Overcast and bitter cold. A Carolina wren comes out from under the house and rummages in the dry leaves behind the oil tanks.
Bright sun, bone-chilling wind. The hillside has lost its white blanket, which makes it feel even colder. The clouds are again worlds apart.
Snow fine as fingerprint powder; it’s almost zero. Two cardinals and a jay in the crabapple tree wait their turn to drink from the spring.
Through my thick hat I can hear wind hissing in the pines, the moan of an amorous squirrel, a tree popping from the cold—loud as a gunshot.
Take one polar vortex. Add westerly winds, seasoned lightly with snow. Stir in some birds and trees. Heat with a star 93 million miles away.
The wind has died; it’s zero. Through my balaclava and hood I can hear the excited chirps of juncos on the plowed road foraging for grit.
Storm past, the temperature is plunging, just as they predicted. The new icicles aren’t even done dripping. They sway in the bitter wind.
The thermometer’s arrow nudges past 32 in the sun, but the wind’s still cold, and the damp soil at the woods’ edge glitters with needle ice.
Cold deep as the sky’s blue, but the creek still sings its thaw song. Each dead grass clump is a Mecca for the fragmentary trails of birds.
An icy wind; the ground has regained its white quilt.
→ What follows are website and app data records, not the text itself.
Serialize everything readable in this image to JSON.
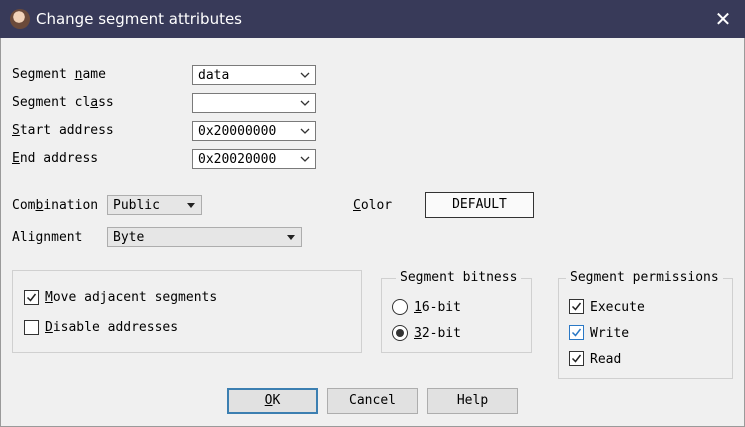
{
  "window": {
    "title": "Change segment attributes",
    "close_glyph": "✕"
  },
  "fields": {
    "segment_name": {
      "label_pre": "Segment ",
      "label_u": "n",
      "label_post": "ame",
      "value": "data"
    },
    "segment_class": {
      "label_pre": "Segment cl",
      "label_u": "a",
      "label_post": "ss",
      "value": ""
    },
    "start_address": {
      "label_pre": "",
      "label_u": "S",
      "label_post": "tart address",
      "value": "0x20000000"
    },
    "end_address": {
      "label_pre": "",
      "label_u": "E",
      "label_post": "nd address",
      "value": "0x20020000"
    }
  },
  "combination": {
    "label_pre": "Com",
    "label_u": "b",
    "label_post": "ination",
    "value": "Public"
  },
  "color": {
    "label_pre": "",
    "label_u": "C",
    "label_post": "olor",
    "button": "DEFAULT"
  },
  "alignment": {
    "label": "Alignment",
    "value": "Byte"
  },
  "options": {
    "move_adjacent": {
      "label_u": "M",
      "label_post": "ove adjacent segments",
      "checked": true
    },
    "disable_addresses": {
      "label_u": "D",
      "label_post": "isable addresses",
      "checked": false
    }
  },
  "bitness": {
    "title": "Segment bitness",
    "opt16": {
      "label_u": "1",
      "label_post": "6-bit",
      "selected": false
    },
    "opt32": {
      "label_u": "3",
      "label_post": "2-bit",
      "selected": true
    }
  },
  "permissions": {
    "title": "Segment permissions",
    "execute": {
      "label": "Execute",
      "checked": true
    },
    "write": {
      "label": "Write",
      "checked": true
    },
    "read": {
      "label": "Read",
      "checked": true
    }
  },
  "buttons": {
    "ok_u": "O",
    "ok_post": "K",
    "cancel": "Cancel",
    "help": "Help"
  },
  "colors": {
    "titlebar": "#383a59",
    "default_button_border": "#3c7fb1",
    "focus_checkbox": "#2a78c5"
  }
}
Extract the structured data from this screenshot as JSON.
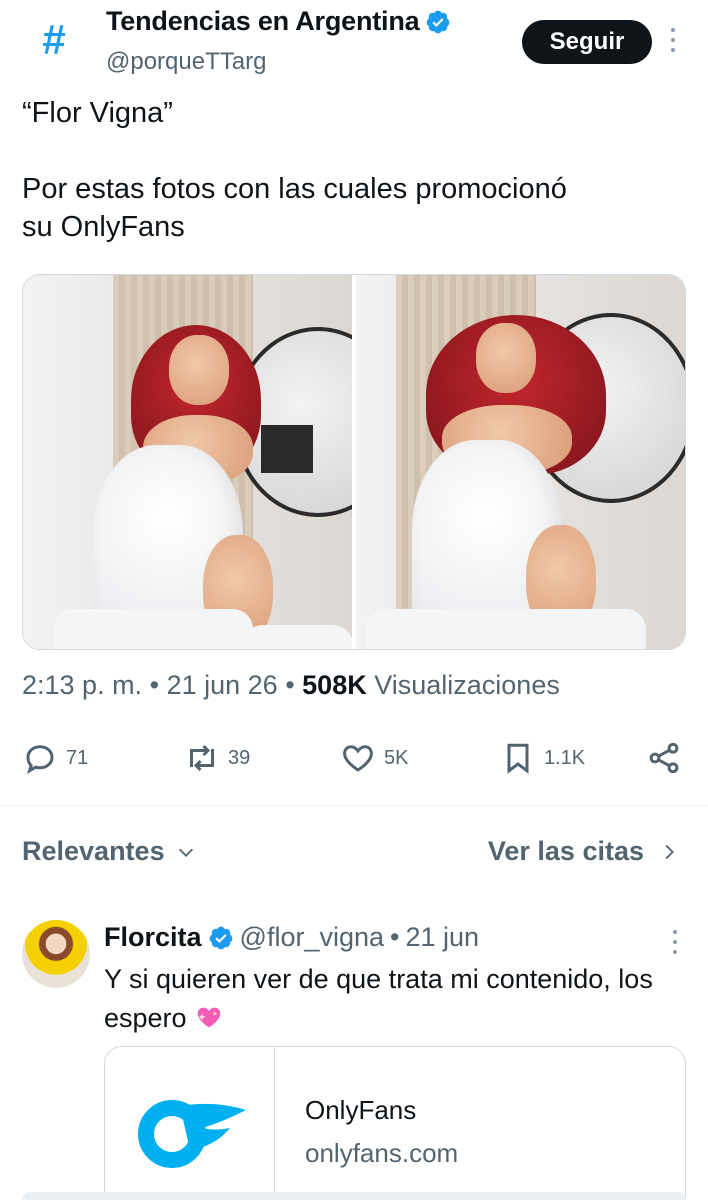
{
  "tweet": {
    "author": {
      "name": "Tendencias en Argentina",
      "handle": "@porqueTTarg",
      "avatar_icon": "hashtag-icon",
      "verified": true
    },
    "follow_label": "Seguir",
    "text": "“Flor Vigna”\n\nPor estas fotos con las cuales promocionó\nsu OnlyFans",
    "media_count": 2,
    "meta": {
      "time": "2:13 p. m.",
      "sep1": "•",
      "date": "21 jun 26",
      "sep2": "•",
      "views_count": "508K",
      "views_label": "Visualizaciones"
    },
    "actions": {
      "replies": "71",
      "retweets": "39",
      "likes": "5K",
      "bookmarks": "1.1K"
    }
  },
  "sort": {
    "left_label": "Relevantes",
    "right_label": "Ver las citas"
  },
  "reply": {
    "name": "Florcita",
    "handle": "@flor_vigna",
    "sep": "•",
    "date": "21 jun",
    "text": "Y si quieren ver de que trata mi contenido, los espero",
    "emoji": "sparkling-heart-icon",
    "card": {
      "title": "OnlyFans",
      "domain": "onlyfans.com"
    }
  },
  "colors": {
    "accent": "#1d9bf0",
    "text_secondary": "#536471",
    "follow_bg": "#0f1419"
  }
}
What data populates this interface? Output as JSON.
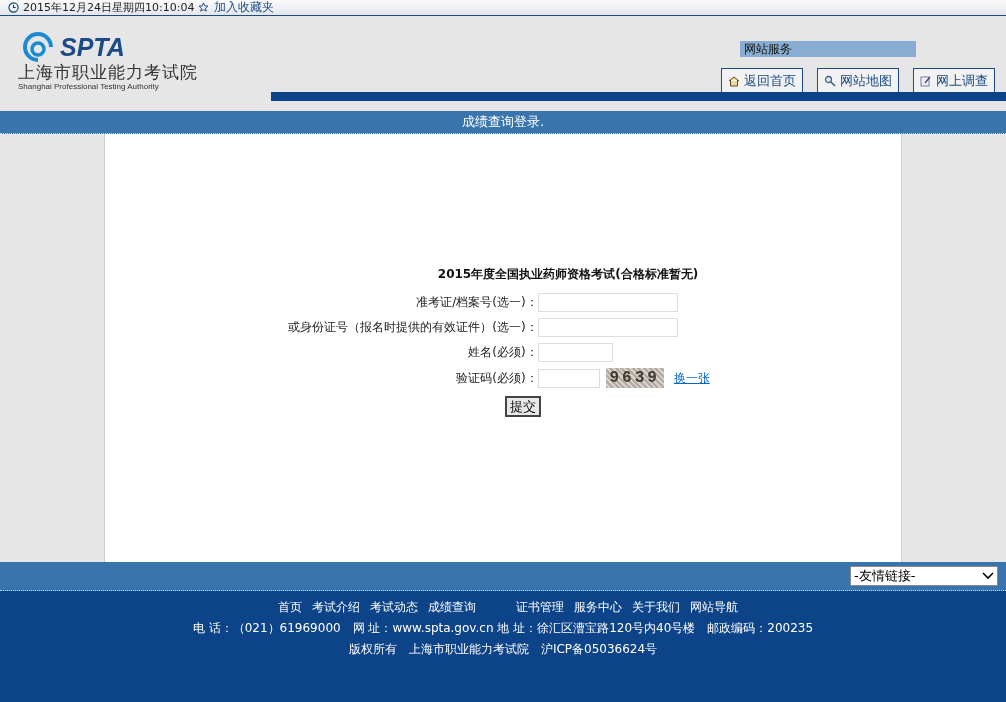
{
  "top_bar": {
    "datetime": "2015年12月24日星期四10:10:04",
    "bookmark_link": "加入收藏夹"
  },
  "header": {
    "logo_text": "SPTA",
    "org_name": "上海市职业能力考试院",
    "org_name_en": "Shanghai Professional Testing Authority",
    "services_title": "网站服务",
    "nav_buttons": [
      {
        "label": "返回首页",
        "kind": "home"
      },
      {
        "label": "网站地图",
        "kind": "search"
      },
      {
        "label": "网上调查",
        "kind": "survey"
      }
    ]
  },
  "banner": {
    "title": "成绩查询登录."
  },
  "form": {
    "title": "2015年度全国执业药师资格考试(合格标准暂无)",
    "fields": [
      {
        "label": "准考证/档案号(选一)：",
        "kind": "long"
      },
      {
        "label": "或身份证号（报名时提供的有效证件）(选一)：",
        "kind": "long"
      },
      {
        "label": "姓名(必须)：",
        "kind": "short"
      },
      {
        "label": "验证码(必须)：",
        "kind": "captcha"
      }
    ],
    "captcha": "9639",
    "refresh_link": "换一张",
    "submit": "提交"
  },
  "footer": {
    "friend_links": "-友情链接-",
    "links": [
      {
        "label": "首页"
      },
      {
        "label": "考试介绍"
      },
      {
        "label": "考试动态"
      },
      {
        "label": "成绩查询"
      },
      {
        "label": "证书管理"
      },
      {
        "label": "服务中心"
      },
      {
        "label": "关于我们"
      },
      {
        "label": "网站导航"
      }
    ],
    "contact": "电 话：（021）61969000　网 址：www.spta.gov.cn 地 址：徐汇区漕宝路120号内40号楼　邮政编码：200235",
    "copyright": "版权所有　上海市职业能力考试院　沪ICP备05036624号"
  }
}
It’s as if the thaw never happened—except for the odd leaf skittering across the snow.